As I ponder the clients I met with yesterday, an interesting pattern surfaces. In all of the marital cases there was some degree of lack of understanding about the individual or the partner. As they interacted with each other, it was like watching a mechanic try to use a screwdriver on a nail, or using a wrench on something that needed sand paper. They didn’t know their partner well enough to know how to interact with them in a constructive way. Each just got frustrated with the other because he or she was not being the way they wanted them to be.
My daughter and I were looking at some of the YouTube clips of the songs from “Fiddler on the Roof” and when we watched, “Do you love me?” I was reminded of some of the research I did back in my college days on what ingredients/factors help create successful marriages. Arranged marriages are successful for several reasons. In an arranged marriage culture, for the 10 years before the wedding, each individual is spending their mental an emotional time pondering whether or not he or she is going to be able to meet the needs of the new spouse, while in cultures like ours, we are trained to think about the opposite, which is, “Is the other person going to meet my needs?”

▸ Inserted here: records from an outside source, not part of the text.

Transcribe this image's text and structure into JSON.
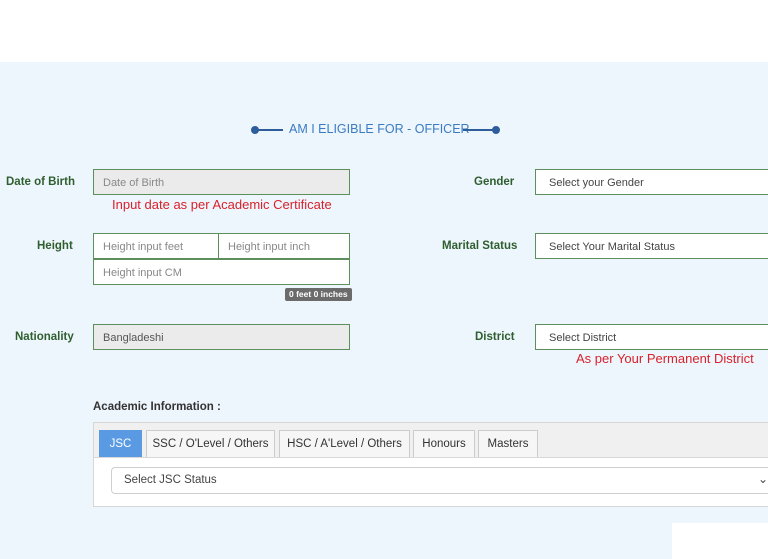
{
  "page_title": "AM I ELIGIBLE FOR - OFFICER",
  "fields": {
    "dob": {
      "label": "Date of Birth",
      "placeholder": "Date of Birth",
      "hint": "Input date as per Academic Certificate"
    },
    "gender": {
      "label": "Gender",
      "placeholder": "Select your Gender"
    },
    "height": {
      "label": "Height",
      "feet_placeholder": "Height input feet",
      "inch_placeholder": "Height input inch",
      "cm_placeholder": "Height input CM",
      "converted": "0 feet 0 inches"
    },
    "marital_status": {
      "label": "Marital Status",
      "placeholder": "Select Your Marital Status"
    },
    "nationality": {
      "label": "Nationality",
      "value": "Bangladeshi"
    },
    "district": {
      "label": "District",
      "placeholder": "Select District",
      "hint": "As per Your Permanent District"
    }
  },
  "academic": {
    "label": "Academic Information :",
    "tabs": [
      "JSC",
      "SSC / O'Level / Others",
      "HSC / A'Level / Others",
      "Honours",
      "Masters"
    ],
    "active_tab": "JSC",
    "status_select": "Select JSC Status"
  },
  "colors": {
    "title": "#3a7bc2",
    "label": "#2e5e2e",
    "hint": "#d9212a",
    "active_tab": "#5a9ae3",
    "field_border": "#5c8f5c",
    "background": "#eef6fd"
  },
  "icons": [
    "chevron-down-icon"
  ]
}
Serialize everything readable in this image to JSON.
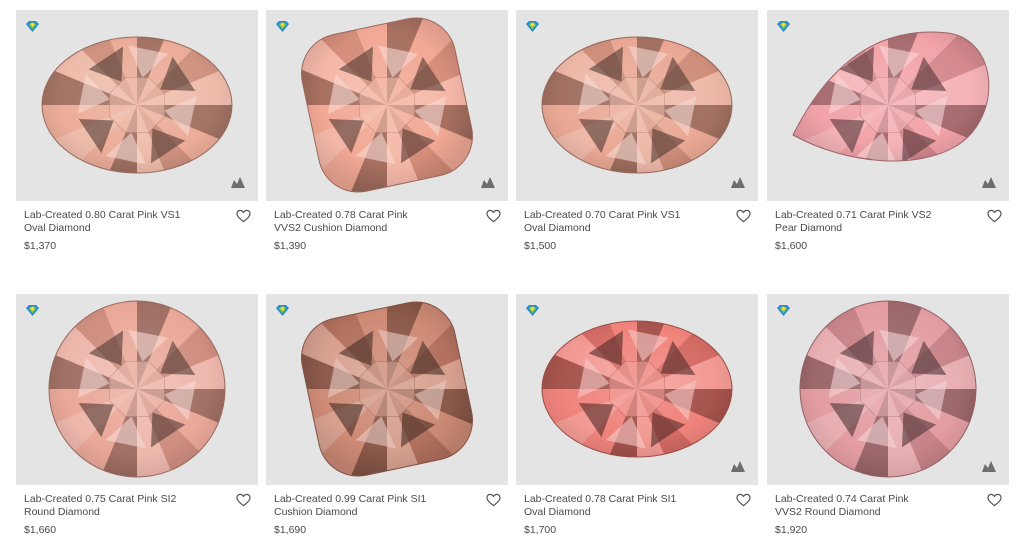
{
  "accent": {
    "badge_green": "#7ac143",
    "badge_blue": "#1e88e5",
    "heart_stroke": "#555555",
    "image_bg": "#e4e4e4"
  },
  "products": [
    {
      "title_line1": "Lab-Created 0.80 Carat Pink VS1",
      "title_line2": "Oval Diamond",
      "price": "$1,370",
      "shape": "oval",
      "tone": "#e9a58f",
      "show_360": true,
      "badge_icon": "lab-created-badge-icon",
      "heart_icon": "heart-icon"
    },
    {
      "title_line1": "Lab-Created 0.78 Carat Pink",
      "title_line2": "VVS2 Cushion Diamond",
      "price": "$1,390",
      "shape": "cushion",
      "tone": "#f0a08a",
      "show_360": true,
      "badge_icon": "lab-created-badge-icon",
      "heart_icon": "heart-icon"
    },
    {
      "title_line1": "Lab-Created 0.70 Carat Pink VS1",
      "title_line2": "Oval Diamond",
      "price": "$1,500",
      "shape": "oval",
      "tone": "#e7a08a",
      "show_360": true,
      "badge_icon": "lab-created-badge-icon",
      "heart_icon": "heart-icon"
    },
    {
      "title_line1": "Lab-Created 0.71 Carat Pink VS2",
      "title_line2": "Pear Diamond",
      "price": "$1,600",
      "shape": "pear",
      "tone": "#f09aa0",
      "show_360": true,
      "badge_icon": "lab-created-badge-icon",
      "heart_icon": "heart-icon"
    },
    {
      "title_line1": "Lab-Created 0.75 Carat Pink SI2",
      "title_line2": "Round Diamond",
      "price": "$1,660",
      "shape": "round",
      "tone": "#e8a090",
      "show_360": false,
      "badge_icon": "lab-created-badge-icon",
      "heart_icon": "heart-icon"
    },
    {
      "title_line1": "Lab-Created 0.99 Carat Pink SI1",
      "title_line2": "Cushion Diamond",
      "price": "$1,690",
      "shape": "cushion",
      "tone": "#c9806a",
      "show_360": false,
      "badge_icon": "lab-created-badge-icon",
      "heart_icon": "heart-icon"
    },
    {
      "title_line1": "Lab-Created 0.78 Carat Pink SI1",
      "title_line2": "Oval Diamond",
      "price": "$1,700",
      "shape": "oval",
      "tone": "#ee7870",
      "show_360": true,
      "badge_icon": "lab-created-badge-icon",
      "heart_icon": "heart-icon"
    },
    {
      "title_line1": "Lab-Created 0.74 Carat Pink",
      "title_line2": "VVS2 Round Diamond",
      "price": "$1,920",
      "shape": "round",
      "tone": "#e0949a",
      "show_360": true,
      "badge_icon": "lab-created-badge-icon",
      "heart_icon": "heart-icon"
    }
  ]
}
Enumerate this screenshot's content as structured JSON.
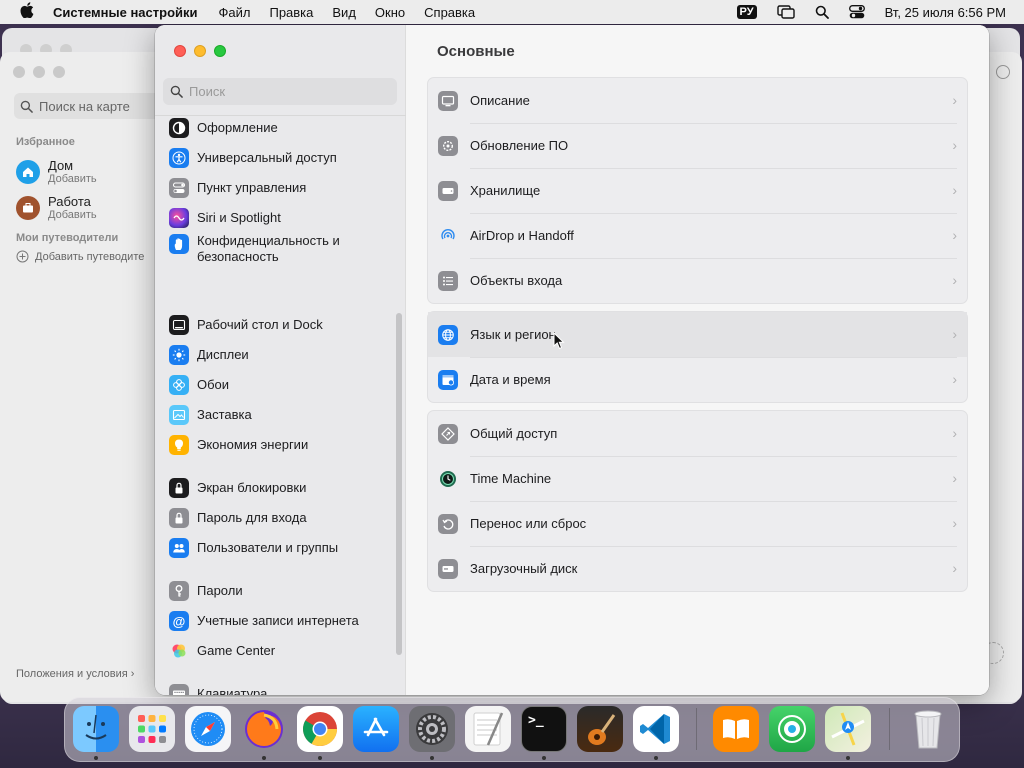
{
  "menubar": {
    "app_name": "Системные настройки",
    "menus": [
      "Файл",
      "Правка",
      "Вид",
      "Окно",
      "Справка"
    ],
    "input_source": "РУ",
    "clock": "Вт, 25 июля  6:56 PM"
  },
  "maps": {
    "search_placeholder": "Поиск на карте",
    "favorites_header": "Избранное",
    "home_title": "Дом",
    "home_sub": "Добавить",
    "work_title": "Работа",
    "work_sub": "Добавить",
    "guides_header": "Мои путеводители",
    "add_guide": "Добавить путеводите",
    "terms": "Положения и условия"
  },
  "sidebar": {
    "search_placeholder": "Поиск",
    "items": [
      {
        "label": "Оформление",
        "icon": "appearance-icon",
        "color": "#1c1c1e"
      },
      {
        "label": "Универсальный доступ",
        "icon": "accessibility-icon",
        "color": "#1a7df0"
      },
      {
        "label": "Пункт управления",
        "icon": "control-center-icon",
        "color": "#8e8e93"
      },
      {
        "label": "Siri и Spotlight",
        "icon": "siri-icon",
        "color": "#6a3de0"
      },
      {
        "label": "Конфиденциальность и безопасность",
        "icon": "privacy-hand-icon",
        "color": "#1a7df0"
      },
      {
        "label": "Рабочий стол и Dock",
        "icon": "desktop-dock-icon",
        "color": "#1c1c1e"
      },
      {
        "label": "Дисплеи",
        "icon": "display-icon",
        "color": "#1a7df0"
      },
      {
        "label": "Обои",
        "icon": "wallpaper-icon",
        "color": "#36b0f5"
      },
      {
        "label": "Заставка",
        "icon": "screensaver-icon",
        "color": "#5ac8fa"
      },
      {
        "label": "Экономия энергии",
        "icon": "energy-icon",
        "color": "#ffb300"
      },
      {
        "label": "Экран блокировки",
        "icon": "lock-screen-icon",
        "color": "#1c1c1e"
      },
      {
        "label": "Пароль для входа",
        "icon": "login-password-icon",
        "color": "#8e8e93"
      },
      {
        "label": "Пользователи и группы",
        "icon": "users-icon",
        "color": "#1a7df0"
      },
      {
        "label": "Пароли",
        "icon": "key-icon",
        "color": "#8e8e93"
      },
      {
        "label": "Учетные записи интернета",
        "icon": "internet-accounts-icon",
        "color": "#1a7df0"
      },
      {
        "label": "Game Center",
        "icon": "game-center-icon",
        "color": "#ffffff"
      },
      {
        "label": "Клавиатура",
        "icon": "keyboard-icon",
        "color": "#8e8e93"
      }
    ]
  },
  "content": {
    "title": "Основные",
    "groups": [
      [
        {
          "label": "Описание",
          "icon": "about-icon",
          "color": "#8e8e93"
        },
        {
          "label": "Обновление ПО",
          "icon": "software-update-icon",
          "color": "#8e8e93"
        },
        {
          "label": "Хранилище",
          "icon": "storage-icon",
          "color": "#8e8e93"
        },
        {
          "label": "AirDrop и Handoff",
          "icon": "airdrop-icon",
          "color": "#ffffff"
        },
        {
          "label": "Объекты входа",
          "icon": "login-items-icon",
          "color": "#8e8e93"
        }
      ],
      [
        {
          "label": "Язык и регион",
          "icon": "globe-icon",
          "color": "#1a7df0"
        },
        {
          "label": "Дата и время",
          "icon": "date-time-icon",
          "color": "#1a7df0"
        }
      ],
      [
        {
          "label": "Общий доступ",
          "icon": "sharing-icon",
          "color": "#8e8e93"
        },
        {
          "label": "Time Machine",
          "icon": "time-machine-icon",
          "color": "#1f6b4f"
        },
        {
          "label": "Перенос или сброс",
          "icon": "transfer-reset-icon",
          "color": "#8e8e93"
        },
        {
          "label": "Загрузочный диск",
          "icon": "startup-disk-icon",
          "color": "#8e8e93"
        }
      ]
    ]
  },
  "dock": {
    "apps": [
      {
        "name": "Finder",
        "icon": "finder-icon",
        "color": "#2a8ff0",
        "running": true
      },
      {
        "name": "Launchpad",
        "icon": "launchpad-icon",
        "color": "#e8e8ec",
        "running": false
      },
      {
        "name": "Safari",
        "icon": "safari-icon",
        "color": "#1f8cf5",
        "running": false
      },
      {
        "name": "Firefox",
        "icon": "firefox-icon",
        "color": "#6b2fd1",
        "running": true
      },
      {
        "name": "Chrome",
        "icon": "chrome-icon",
        "color": "#ffffff",
        "running": true
      },
      {
        "name": "App Store",
        "icon": "app-store-icon",
        "color": "#1c8cf3",
        "running": false
      },
      {
        "name": "System Settings",
        "icon": "settings-gear-icon",
        "color": "#6e6e73",
        "running": true
      },
      {
        "name": "TextEdit",
        "icon": "textedit-icon",
        "color": "#f4f4f4",
        "running": false
      },
      {
        "name": "Terminal",
        "icon": "terminal-icon",
        "color": "#111111",
        "running": true
      },
      {
        "name": "GarageBand",
        "icon": "garageband-icon",
        "color": "#7a4a1e",
        "running": false
      },
      {
        "name": "VS Code",
        "icon": "vscode-icon",
        "color": "#ffffff",
        "running": true
      },
      {
        "name": "Books",
        "icon": "books-icon",
        "color": "#ff8a00",
        "running": false
      },
      {
        "name": "Find My",
        "icon": "find-my-icon",
        "color": "#2fbf4f",
        "running": false
      },
      {
        "name": "Maps",
        "icon": "maps-icon",
        "color": "#e8f4e0",
        "running": true
      },
      {
        "name": "Trash",
        "icon": "trash-icon",
        "color": "#e6e6e9",
        "running": false
      }
    ],
    "terminal_glyph": ">_"
  }
}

In an arranged marriage culture, each individual is trained to become so self aware that they are concerned that their own weaknesses might cause the marriage to fail, where today in our culture the concern is about the other person’s flaws causing the marriage to fail.
We give ourselves all sorts of room for development. If I handle something wrong because I am in a bad mood then my partner should cut me some slack, but if they do something wrong (handle a parenting moment imperfectly)then it is time for a full intervention.
It is hard enough to work on self development, like having your head under your own hood trying to find and fix your own problems, to have someone push you out of the way and start pointing out things they see are wrong with you and using the wrong tools to fix it….
The first thing (and perhaps the only thing) you need to know about your spouse is whether or not they are doing the best they can in their personal development. Almost every individual I meet in my office I ask the question, “Are you doing the best you can with the information you have?” And if I ask the question sincerely, without someone else in the room to be judgemental about their answer, the is an emotional pause, a deep breath and a confirmation that they ARE doing all they can do, followed by an exasperation because they know that it is not enough.
I ask, “Will you ask for help if you need it?” They confirm this as well, but most are quick to inform me that they are unlikely to ask their spouse for that help because the spouse is more likely to “beat them up” than to help in a constructive way.
Think of how you feel when you are asking for help. Think of how you need the other person to handle it when you ask for help. Most of us need a kind, patient and compassionate person when we are vulnerable enough to ask for help. When your spouse needs help, are you being kind, patient and compassionate?